In 1084, Pope Gregory VII sent Otho to Germany and France as a papal legate. During Gregory VII’s struggle with Roman Emperor Henry IV, Otho remained extremely loyal to legitimate papacy. During this period, while returning to Rome, he was imprisoned by Henry IV but was soon liberated.
After the death of Pope Gregory VII in 1085, Otho also served his successor, Victor III. After Victor III’s death in 1087, the reform cardinals regained control of Rome from Pope Clement III and decided to elect Otho as the pope.
After a small meeting of cardinals and other prelates held at Terracina in March 1088, Otho was elected as the successor to Victor III. His initial challenge was to face the presence of Guibert of Ravenna, the antipope “Clement III,” who had the backing of Emperor Henry IV.
Otho took over the papacy as Pope Urban II on 12 March 1088. He gave great importance to the policies of Gregory VII and decided to pursue them with determination. He was usually kept away from Rome, but a series of synods held in Rome, Amalfi, Benevento, and Troia declared their support for him.

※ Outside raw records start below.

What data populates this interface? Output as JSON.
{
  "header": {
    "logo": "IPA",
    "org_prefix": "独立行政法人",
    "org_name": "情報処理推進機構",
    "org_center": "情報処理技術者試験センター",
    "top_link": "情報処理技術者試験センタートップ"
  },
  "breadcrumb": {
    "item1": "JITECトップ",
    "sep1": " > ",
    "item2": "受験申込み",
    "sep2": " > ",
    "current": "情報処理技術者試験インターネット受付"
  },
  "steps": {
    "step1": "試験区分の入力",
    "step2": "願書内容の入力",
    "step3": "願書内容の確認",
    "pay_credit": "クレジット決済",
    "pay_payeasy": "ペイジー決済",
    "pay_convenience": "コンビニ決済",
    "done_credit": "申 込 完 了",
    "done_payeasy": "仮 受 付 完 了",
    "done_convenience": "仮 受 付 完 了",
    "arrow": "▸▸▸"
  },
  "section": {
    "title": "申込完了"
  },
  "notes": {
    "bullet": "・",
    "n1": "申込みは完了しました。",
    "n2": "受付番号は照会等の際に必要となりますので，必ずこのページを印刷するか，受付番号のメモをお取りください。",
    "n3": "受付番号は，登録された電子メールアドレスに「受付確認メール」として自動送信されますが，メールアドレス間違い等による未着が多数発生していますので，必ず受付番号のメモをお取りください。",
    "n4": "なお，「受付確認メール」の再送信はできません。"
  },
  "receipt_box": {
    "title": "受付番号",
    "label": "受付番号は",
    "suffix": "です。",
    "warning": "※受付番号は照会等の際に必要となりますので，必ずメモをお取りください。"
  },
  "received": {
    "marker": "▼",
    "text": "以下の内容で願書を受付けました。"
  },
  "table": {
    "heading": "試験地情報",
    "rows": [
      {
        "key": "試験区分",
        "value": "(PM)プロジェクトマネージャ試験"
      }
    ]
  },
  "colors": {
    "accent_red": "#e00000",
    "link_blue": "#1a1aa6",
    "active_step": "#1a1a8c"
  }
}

His policies against simony, lay investitures, clerical marriages, the emperor, and his antipope garnered plaudits from all sides. He also facilitated the marriage of Matilda, the Countess of Tuscany, with Welf II, the Duke of Bavaria.
Pope Urban II also supported the rebellion of Prince Conrad against his father. In 1095, he helped arrange the marriage between Conrad and Maximilla, who was the daughter of Count Roger of Sicily.
He also encouraged Empress Adelaide on her charges of sexual compulsion against her husband, Emperor Henry IV. Even though Pope Urban II maintained his strong support for his predecessors’ reforms, he never shied away from supporting the theological and ecclesiastical work of Anselm, who was the archbishop of Canterbury.
When Anselm fled England due to some conflict with King William II, it was Urban who negotiated and proposed a solution to it, thereby receiving support from England against the antipope of Rome. He also upheld the excommunication of King Philip over his doubly bigamous marriage.
Pope Urban II also played a pivotal role in the First Crusade. In March 1095, he received the Byzantine ambassador sent by Emperor Alexios I Komnenos. He was seeking Urban’s help against the Muslim Seljuk Turks. In the Council of Clermont, he summoned the people to fight for the Holy Land.
Pope Urban II wrote four letters, one each to the Flemish, the Bolognese, the Vallombrosa, and the counts of Catalonia. The first three letters were about rallying popular support for the crusades, while the final letter, written to the Catalonian lords, was to encourage them in their fight against the Moors.
Through his sermons and letters, Pope Urban II emphasized the importance of the Holy Crusade and how taking part in it would lead to eternal salvation. All this garnered substantial public support for him and helped to gain legitimacy for the papacy. In 1097, Clement III was removed by one of the French armies.
Death & Legacy
Even though Jerusalem fell before the attack of the crusaders, Pope Urban II did not live to hear the news. On 29th July 1099, he died in the house of Pierleone. His remains could not be buried in the Lateran because Guibert’s followers were present in the city.
His beatification did not take place until the pontificate of Leo XIII. He was beatified on 14th July 1881. His feast day is celebrated on 29th July.
The figures painted in the apse of the oratory constructed by Calixtus II in the Lateran Palace feature Pope Urban II with the words “Sanctus Urbanus Secundus” inscribed underneath it. A square nimbus crowns the head, and the pope is pictured at the feet of the Blessed Virgin Mary.